It is hard for the working parent to find and prioritize time to do his or her own thing. We need to help.
Tinkerbell Mom showed me her to-do list for the weekend. “What’s missing?” I asked. She thought of more tasks. “No! It is missing free time for you!” The star was her answer- buying new towels would be her “free” time. This is a common discussion at our house that comes close to a fight. I want her to take more time for herself and she thinks about getting things done. Free time is one of the things she needs to get done. I see how it is not easy to find.
Working parents are scrambling to spend more time with the kids. This builds into tremendous pressure and creates a lot of stress. As a result, we full timers get some alone time while they have valuable one-on-one time with the kids in the evening or on weekends. What’s missing from this work/life balance? Alone time for the working parent.
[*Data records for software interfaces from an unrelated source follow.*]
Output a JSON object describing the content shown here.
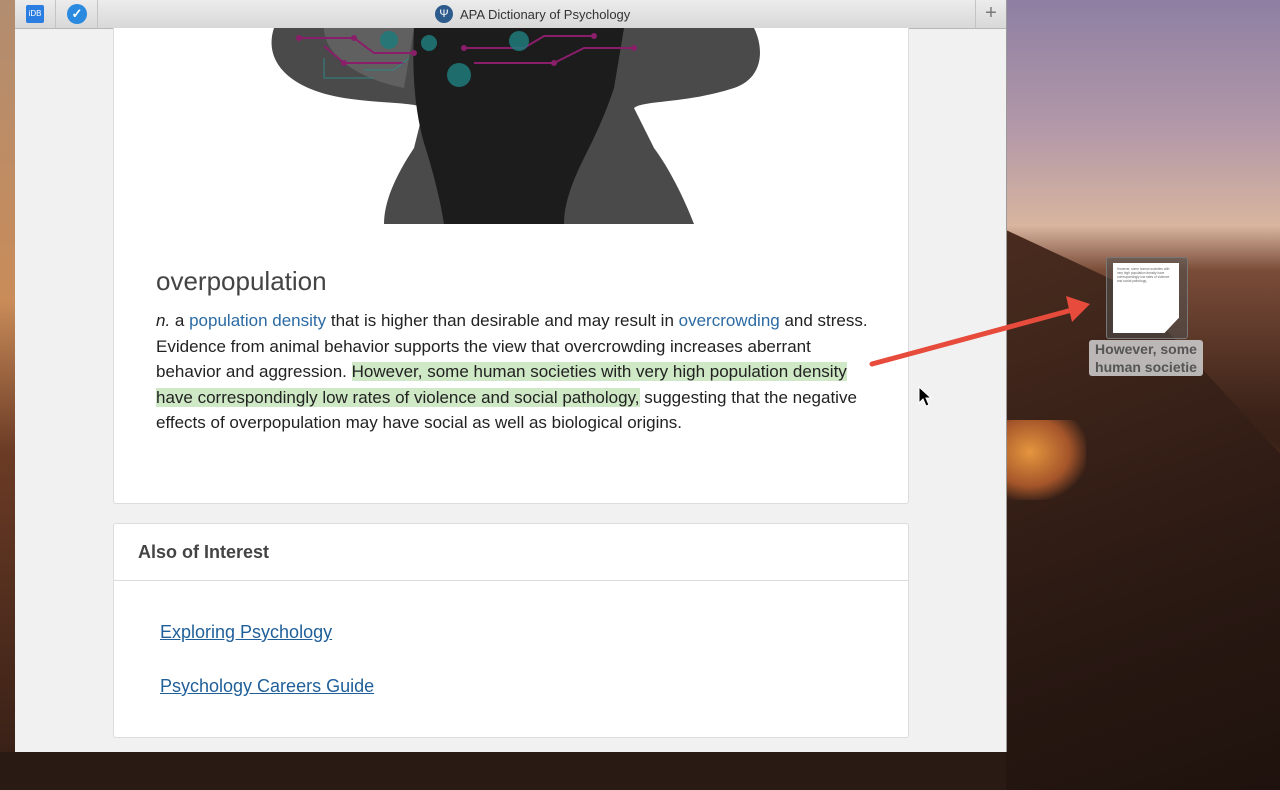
{
  "window": {
    "title": "APA Dictionary of Psychology",
    "tab_idb_label": "iDB",
    "plus_label": "+"
  },
  "entry": {
    "headword": "overpopulation",
    "pos": "n.",
    "pre_text": " a ",
    "link1": "population density",
    "mid_text1": " that is higher than desirable and may result in ",
    "link2": "overcrowding",
    "mid_text2": " and stress. Evidence from animal behavior supports the view that overcrowding increases aberrant behavior and aggression. ",
    "highlighted": "However, some human societies with very high population density have correspondingly low rates of violence and social pathology,",
    "post_text": " suggesting that the negative effects of overpopulation may have social as well as biological origins."
  },
  "also_of_interest": {
    "title": "Also of Interest",
    "links": [
      "Exploring Psychology",
      "Psychology Careers Guide"
    ]
  },
  "drag_clip": {
    "label": "However, some human societie",
    "preview_text": "However, some human societies with very high population density have correspondingly low rates of violence and social pathology,"
  },
  "colors": {
    "link": "#2b6aa3",
    "highlight": "#cfe8c5",
    "arrow": "#e64b3c"
  }
}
If your working parent is a woman, the job may even be harder. The difference between the sexes in taking time for ourselves is for real. The seminal Atlantic piece Why Women Still Can’t Have It All isn’t titled why “men and women can’t have it all.” The men in my life, yours truly included, make “me” time quite easily and have no trouble reconciling it with the other responsibilities in life. Women may need extra support and encouragement that time for her is not only a priority but necessary for the family.
So how you do it? How do you help your working spouse? This is still a work in progress for me. Here are a few ideas that we are putting into action:
1. Put working parent free time on the calendar.
If it is not on the calendar it won’t happen. That is why I use the word make and not take. Free time doesn’t exist out there somewhere for you to take. You can’t take it and you can’t find it. You have to make free time happen or it won’t. We are starting at a deficit here. There has to be a conscious effort or you will stay in the pit of no time for her. Put it on the calendar. We then plan our at-home parent free time around that.
2. Treat your full time parent job as a gig with a six day work day.
There are plenty of jobs out there that are not limited to a 5 day work week. This is especially true if you are an entrepreneur or otherwise own your own business. Is there no better example of a family-owned business than being a full time parent? I used to plan things for Saturday or Sunday relying on that crutch “oh yeah, mom needs time with Boogie.” How unfair. I am now trying to balance time better on the weekend and be on the clock for more hours. I know we can take a cue from double working parent households. There is some good advice out there. We have to remember that the kid time imbalance, though, is the elephant in the room for us. I say the onus should be on us to keep working and prioritize what the working parent chooses to do.
3. Don’t greet her at the door when she gets home.
They can benefit from transition time. Office clothes aren’t play clothes. Your working partner will also need to use the bathroom, get some water (or a drink), and take a few minutes to switch hats. This is especially true if she is a nursing mother. Once baby sees Mamma it is all over. Going to the bathroom and getting changed is a nightmare with a child desperate to nurse.
If you are home, play with baby in the back of the house where mom or dad can’t be heard or seen. If at all possible you can also plan your final errand around homecoming time. This way the parent gets home before you and can have a few minutes at home alone.
Of course this is an ongoing conversation. Some days, like yesterday, it brightened Tinkerbell Mom’s day to have those little stomping feet go crazy upon her arrival.
4. Encourage them to plan some earned work vacation on themselves.
It is easy for the working parent to see work vacation time, petty leave, or comp time a window for more family time. To be honest it is good for me too as vacation is only going to come from her time off, not mine! I am not sure what a good balance is for allocating vacation time for family vs. self-care. All I know is that she earned it and I want to support her using some of it on her own pursuits over getting in more family time.
In the end it is all up to what she wants to do. I feel my job is to lessen the pressure in whatever way I can. Hopefully this is a start. These are my current thoughts on the topic. What do you think? How do you help your working parent find more free time?